On this page we’ll post monthly updates of podcasts, MOOCs and more!
For questions or suggestions: firstname.lastname@example.org
For the teachers, those who would like to be teachers, or those who are interested in teaching in general, The Cult of Pedagogy might be the right podcast. Hosted by a practicing teacher, the podcast offers insights into what is trending, new and relevant for teachers. Through interviews with experts, researchers and teachers, an array of different topics are explored twice a month. If you are interested, visit the web page where you can find links to all episodes as well as diverse content relevant to the individual episodes here.
The first in this series of courses (Instructional Design and Technology: Learning Theories) began in late August and it is still open for enrollment There are three more courses that follow; however, you are free to pick only those that interest you by following this link: https://www.edx.org/micromasters/instructional-design-technology
And, from the world of podcasts, the recommendation for this month is the Bedley Bros podcast – http://bedleybros.podomatic.com/. The Bedley Brothers are experienced educators, who are passionate about sharing new ideas and trends in education. The interview-style episodes are centered around teachers, instructional designers and educational experts who share their ideas and experiences regarding education and the way it can be transformed and improved. Besides links to the entire episodes, on the webpage you can also find additional information related to the topic of each episode.
This month’s food for thought: Radical on-schooling
The ever-present need for educational reforms has given birth to some interesting and innovative movements in education. Recently, the idea of unschooling, or freeing education, is becoming more present in the mainstream media. For example, the Guardian recently published an article about an interesting approach to education in New Zeeland, which focuses on outdoors skills: https://www.theguardian.com/world/2017/jun/20/no-classrooms-lessons-homework-new-zealand-school-children-are-free-to-roam
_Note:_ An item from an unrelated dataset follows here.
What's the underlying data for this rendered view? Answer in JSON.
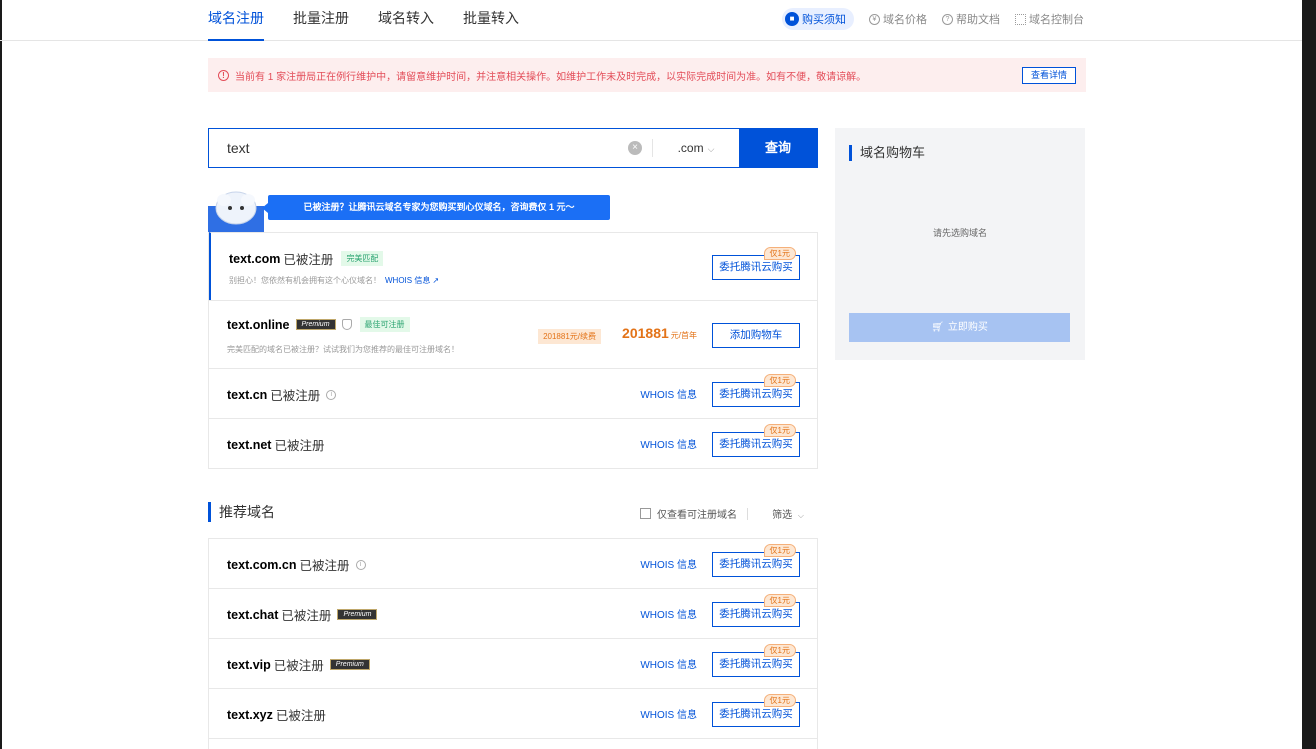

Another radical approach to education can be found in the UK, in the Summerhill school (founded in the 1920’s), where students create their own learning and participate in the decision making process, with equal voting rights as the teachers. A brief video about this school can be found here: https://www.youtube.com/watch?v=yt9GtLCaNpU
For more, you can check their webpage – http://www.summerhillschool.co.uk
These are just some examples, but they open up an array of interesting questions like: Are these kinds of models of education sustainable? Can they be applied successfully worldwide? What will the transition from this type of school to university be like for the students? It certainly is an area that educational scientists and students should look into.
TEDx Talk – Sugata Mitra is a Professor of Educational Technology at the School of Education, Communication and Language Sciences at Newcastle University. For almost 15 years he is conducting experiments investigating the role of technology in child education. What he found is that when given the appropriate resources (computer, internet, etc.) alongside encouragement, children can self-organize and learn on their own. This approach radically alters the role of the teacher, and opens up possibilities for major changes in education. For more on his experiments, see the TEDx talk.
As podcasts are growing in popularity, educational professionals are also using this medium to share their stories and network with others in
their field. The podcast we chose to share with you is called Dear
Instructional Designer. It offers many interviews which give a glimpse
into the professional lives of educational professionals across
different fields. And, for those that are new to the practice, the first
episodes offer useful tips and motivation for creating a portfolio and
launching an instructional designer career.
In the short description of this MOOC it is stated:
To be effective, educational technologies must be designed based on
what we know about how people learn. Through interviews with experts in
the field, this course explores educational technologies, outlines the
theories that influence their development, and examines their use._
The course is in its third unit, but users can quickly catch up. It
offers a unique opportunity to learn from leading scientists at MIT,
cooperate on a project with people from all over the world, share
knowledge and gain valuable experience.